Thursday, 24 June 2010

No Country For Young Men - Alejandro Escovedo at The Borderline



Alejandro Escovedo is introducing one of his new songs, ‘Down In The Bowery’, explaining it’s written for his teenage son Paris - “an angry young man, graffiti artist and punk rocker” and recounting the occasion he asked he him what he thought of his music. Paris said “it’s old man’s music”. Alejandro persisted “you mean old-timey music?”. “No” replied Paris “old music for old people!”. Alejandro loves Paris for it, and the London audience do too, knowing that in his dad Paris has the exemplar of how getting older doesn’t mean ceasing to be young.

A few years back there was a real fear that Alejandro might be off to see Elvis, and so there’s a real joy pervading the Borderline, a club once a second home to many of this crowd, that he’s back and looking so well.
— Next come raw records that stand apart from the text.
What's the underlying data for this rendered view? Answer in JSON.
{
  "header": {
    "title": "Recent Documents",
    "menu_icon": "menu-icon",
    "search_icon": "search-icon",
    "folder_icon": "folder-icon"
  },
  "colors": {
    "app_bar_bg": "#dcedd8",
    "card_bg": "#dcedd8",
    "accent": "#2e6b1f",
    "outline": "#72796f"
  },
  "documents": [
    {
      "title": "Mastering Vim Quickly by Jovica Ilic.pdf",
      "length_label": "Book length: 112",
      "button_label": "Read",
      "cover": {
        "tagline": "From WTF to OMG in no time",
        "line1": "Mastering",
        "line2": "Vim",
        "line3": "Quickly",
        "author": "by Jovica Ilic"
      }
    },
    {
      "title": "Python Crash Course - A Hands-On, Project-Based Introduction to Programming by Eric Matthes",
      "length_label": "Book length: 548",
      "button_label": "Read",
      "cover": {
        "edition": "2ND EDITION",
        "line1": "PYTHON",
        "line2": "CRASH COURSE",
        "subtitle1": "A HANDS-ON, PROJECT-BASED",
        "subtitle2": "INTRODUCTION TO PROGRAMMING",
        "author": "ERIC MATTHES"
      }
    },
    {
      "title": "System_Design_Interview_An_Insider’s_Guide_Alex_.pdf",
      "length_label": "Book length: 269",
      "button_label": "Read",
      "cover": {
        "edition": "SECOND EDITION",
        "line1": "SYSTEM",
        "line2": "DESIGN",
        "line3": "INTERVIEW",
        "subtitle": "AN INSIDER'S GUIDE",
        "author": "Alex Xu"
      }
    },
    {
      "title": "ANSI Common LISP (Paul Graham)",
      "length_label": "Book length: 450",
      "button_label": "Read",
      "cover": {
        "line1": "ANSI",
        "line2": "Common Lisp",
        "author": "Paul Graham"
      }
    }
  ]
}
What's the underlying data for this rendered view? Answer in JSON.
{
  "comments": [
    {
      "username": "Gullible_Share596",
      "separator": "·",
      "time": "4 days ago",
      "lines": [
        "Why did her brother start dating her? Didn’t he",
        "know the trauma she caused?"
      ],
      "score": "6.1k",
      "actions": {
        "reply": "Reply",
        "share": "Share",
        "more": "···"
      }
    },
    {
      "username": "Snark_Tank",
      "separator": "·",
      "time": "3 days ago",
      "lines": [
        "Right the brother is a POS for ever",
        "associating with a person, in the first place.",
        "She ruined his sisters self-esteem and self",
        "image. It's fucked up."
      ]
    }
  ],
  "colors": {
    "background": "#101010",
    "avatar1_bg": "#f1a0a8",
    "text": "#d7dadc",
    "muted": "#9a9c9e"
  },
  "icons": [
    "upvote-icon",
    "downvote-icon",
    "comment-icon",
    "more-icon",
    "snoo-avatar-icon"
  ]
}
Dressed in a dark paisley jacket, a red western shirt, very skinny black jeans, and winkle pickers he’s every inch the dude. He’s accompanied by guitar-master David Pulkingham, the bass of Bobby Daniel – one of those fine southern bassists who’s undemonstrative, totally unflashy and totally rock-solid - and long, long-time drummer Hector Munoz; Hector’s so straight there that you have this transient delusion that they just switched the drum machine on, and then he takes off and you know no machine has that intelligence.

This ‘record release party’, as Alejandro dubs it, is a wild electric show. The acoustic guitar comes out for only three or four numbers, and there’s no strings in sight. I wrote down the word ‘furious’ about five times; all in relation to the frenzied guitar interplay between Alejandro and David first manifested in ‘This Bed Is Getting Crowded’ and perhaps reaching its monstrous climax during the encore of ‘I Wanna Be Your Dog’. The former is one of a number from the new record Street Songs Of Love, and these and a selection from 2008’s Real Animal form the bulk of the set.



Thus there’s quite a few Chuck Prophet co-writes; most notably the beautiful ‘Sister Lost Soul’, initially written with Jeffrey Lee Pierce in mind but tonight sung for Stephen Bruton, and ‘Chelsea Hotel ‘78’ played with an abandon that certainly correlated to the wildness of that time. Also, of course, ‘Always A Friend’; the tune that’s had him sharing stages with Bruce Springsteen in recent years.

‘Street Songs’ itself is a little gem marking the creation of the new album, road-tested and literally built on the stage of Austin’s Continental Club over a series of weekly gigs. The street he sings about is South Congress where the Continental sits opposite the Austin Motel along from Mexican diners, antique clothes stores, and parking lots full of whirls of colour and Texas nightlife. It would be hubristic to compare the atmosphere off Charing Cross Road with that of the Continental (none of those divine waitresses for starters) but it was a gloriously evocative night and one of those shows that was sheer joy from start to finish.



Set List (as played)

‘Always A Friend’
‘This Bed Is Getting Crowded’
‘Anchor’
‘Tender Heart’
‘Everybody Loves Me’
‘Sister Lost Soul’
‘Down In The Bowery’
‘Chelsea Hotel ‘78’
‘Street Songs’
‘Castanets’
‘Faith’
‘Real Animal’

‘After The Meteor Showers’
‘All The Young Dudes’
‘I Wanna Be Your Dog’
‘Fort Worth Blue’
‘Sensitive Boys’

Thanks to Amy Djarf for the photo, and Emma Tricca for the plate.

1 comment:

gongchuck said...

I agree with your review. Awesome set but thought the crowd was very, very lethargic considering the energy coming from those onstage.